If you started a 401(k) and then forgot about it, you may be wondering how you can check back in on the account and see how it’s doing. In this article, we’ll cover how to check your 401(k), how often you should check it and what you should be looking for.
If you want personalized financial advice on how to prepare for retirement, consider working with a financial advisor.
What Is A 401(k)?
A 401(k) is a tax-advantaged retirement plan. A 401(k) is set up through your employer and allows you to contribute a percentage of your paychecks to retirement. With traditional 401(k)s, that money comes out of your paycheck before it’s taxed. And you only pay taxes when you withdraw from your 401(k) in retirement.
While there is a limit on how much you can contribute to your 401(k) each year—and in 2023 that amount is $22,500—you can otherwise choose what percentage of your earnings you’d like to divert to your retirement savings. The catch-up contribution limit for employees aged 50 and over who participate in 401(k) is $7,500.
Some employers will offer a 401(k) match and the percentage will vary from each company. For example, if you contribute 5% of your paycheck, your employer will contribute the same amount for each paycheck if they offer that percentage.
Employer matching can double the amount of money you’re saving for retirement. So most people should take full advantage of their employer match if one is offered.
Why Is It Important To Check Your 401(k)?
As you age and your overall financial picture changes, you may need to revisit how much you’re contributing and your investment strategy.
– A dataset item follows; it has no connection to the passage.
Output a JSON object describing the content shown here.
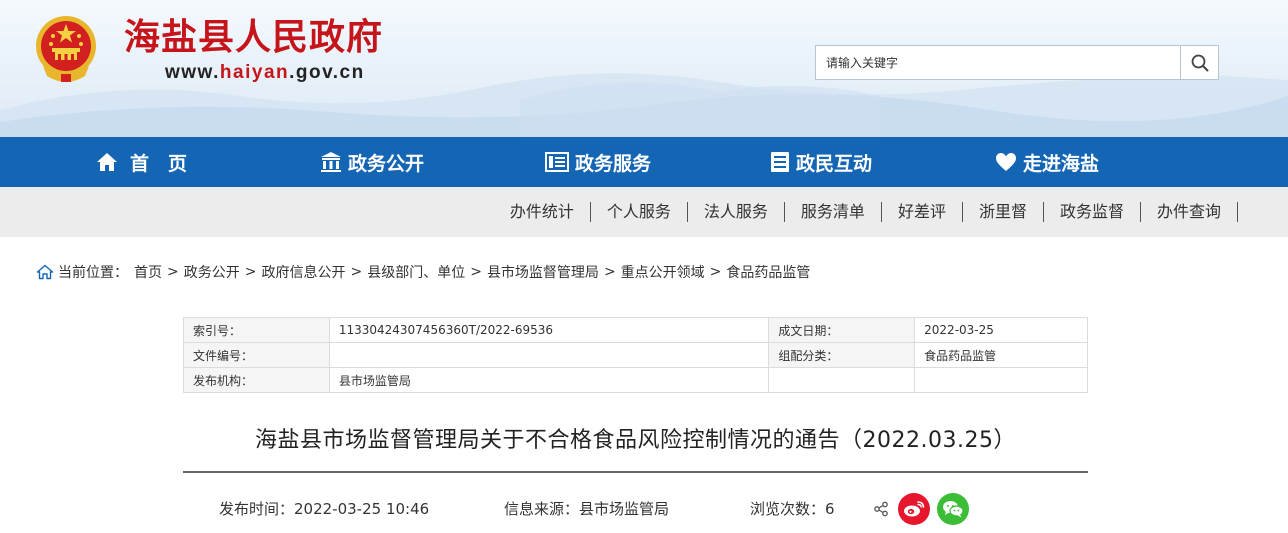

That said, there are good reasons for checking on your 401(k) to see how it’s progressing. As you age and your overall financial picture changes, you may need to revisit how much you’re contributing and your investment strategy.
It’s important to keep track of which funds are performing well and which are not in your 401(k). If your 401(k) has funds that are doing well, you want to make sure to maintain good asset allocation and diversify your portfolio.
Rebalancing your portfolio can go a long way as well. Markets change, and you want to ensure that the assets in your portfolio are appropriately allocated to meet your timelines, goals and risk tolerance. Rebalancing when needed can help you during a market downturn.
Not checking your 401(k) can do serious damage to your retirement goals. Looking at your 401(k) regularly will allow you to notice if you need to make tweaks to stay on track.
How Often Should You Check Your 401(k)?
Even though checking on your 401(k) is important, it’s not something you should be doing every day, every week or even every month. Many experts will advise you to check in between two to four times a year.
When you check-in, you should examine your balance and your investment portfolio with an eye to the future. Are you on track to retire as planned? These days, many 401(k) portals will offer tools to help you forecast and see if your current contribution and investment strategy have you on the right trajectory.
You can also use a 401(k) calculator like SmartAsset’s to take a look at how your current plan and situation are likely to work out in the long run.
How To Locate All Of Your 401(k)s
If you know you have a 401(k) out there. But you don’t know how to find it, there are basically three options you can use.
First, contact the employer who sponsored the 401(k). If it’s your current company, you can speak to a human resources representative and ask them to help you get into your account. And if it’s a past employer, as long as they’re still in business you can do the same.
If the employer is out of business and you can’t reach out, time for a little detective work. Go through your financial statements, your email and any other place you may be stashing important documents and see if you can find a statement.
If you find a statement for your 401(k), you can reach out to the financial institution that services your 401(k) and gain access that way.
In addition, you may be able to find more information by searching the National Registry of Unclaimed Retirement Benefits. Enter your Social Security number and see if any information comes up.
Other places to search are the U.S. Department of Labor’s Abandoned Plan database and their Form 5500 database. Since companies have to file a Form 5500 for employee benefit plans, you may be able to find contact information for a plan administrator.
How to Contact Your 401(k) Administrators
According to the Society for Human Resource Management, the plan administrator is an officer or employee of the company that holds the 401(k). This person ensures the plan is administered correctly and oversees ongoing activities related to the plan. The most straightforward method would be to call that company and ask to speak with the plan administrator.
Another way to track down your 401(k) administrator is to use the above-mentioned Form 5500 database from the Department of Labor—your administrator’s contact information should be on the form. That information may also be on your 401(k) statements if you were able to track one down.
Checking your 401(k) balance is an important practice to make sure your retirement savings are on track. If you can’t find your 401(k), contact the employer you opened the 401(k) with to gain access.
Tips For A Successful Retirement
- Planning for retirement can be a challenging proposition with a multitude of factors. A financial advisor can take a comprehensive look at your finances and help manage your money on your behalf. SmartAsset’s free matching tool matches you with up to three vetted financial advisors who serve your area. And you can interview your advisor matches at no cost to decide which one is right for you. If you’re ready to find an advisor who can help you achieve your financial goals, get started now.
- Will you have enough to retire? Use SmartAsset’s 401(k) calculator to figure out how your income, employer matches, taxes and other factors will affect how your 401(k) grows over time.